Regression algorithms are used to predict numeric quantity while classification algorithms predict categorical outcomes. A spam filter is an example use case for a classification algorithm. The input dataset is emails labeled as either spam (i.e. junk emails) or ham (i.e. good emails). The classification algorithm uses features extracted from the emails to learn which emails fall into which category.
In this problem, you will use the nearest neighbors algorithm to fit a model on two simplified datasets. The first dataset (found in binary-classifier-data.csv) contains three variables; label, x, and y. The label variable is either 0 or 1 and is the output we want to predict using the x and y variables. The second dataset (found in trinary-classifier-data.csv) is similar to the first dataset except for the label variable can be 0, 1, or 2.
Note that in real-world datasets, your labels are usually not numbers, but text-based descriptions of the categories (e.g. spam or ham). In practice, you will encode categorical variables into numeric values.
a. Plot the data from each dataset using a scatter plot.
b. The k nearest neighbors algorithm categorizes an input value by looking at the labels for the k nearest points and assigning a category based on the most common label. In this problem, you will determine which points are nearest by calculating the Euclidean distance between two points. As a refresher, the Euclidean distance between two points: and is
Fitting a model is when you use the input data to create a predictive model. There are various metrics you can use to determine how well your model fits the data. You will learn more about these metrics in later lessons. For this problem, you will focus on a single metric; accuracy. Accuracy is simply the percentage of how often the model predicts the correct result. If the model always predicts the correct result, it is 100% accurate. If the model always predicts the incorrect result, it is 0% accurate.
Fit a k nearest neighbors model for each dataset for k=3, k=5, k=10, k=15, k=20, and k=25. Compute the accuracy of the resulting models for each value of k. Plot the results in a graph where the x-axis is the different values of k and the y-axis is the accuracy of the model.

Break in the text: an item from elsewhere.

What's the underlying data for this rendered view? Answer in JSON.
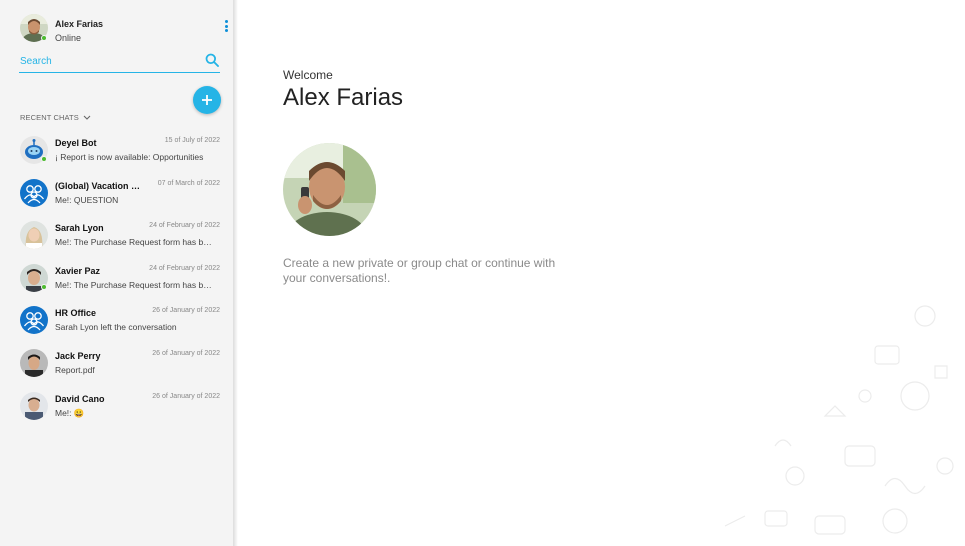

c. In later lessons, you will learn about linear classifiers. These algorithms work by defining a decision boundary that separates the different categories.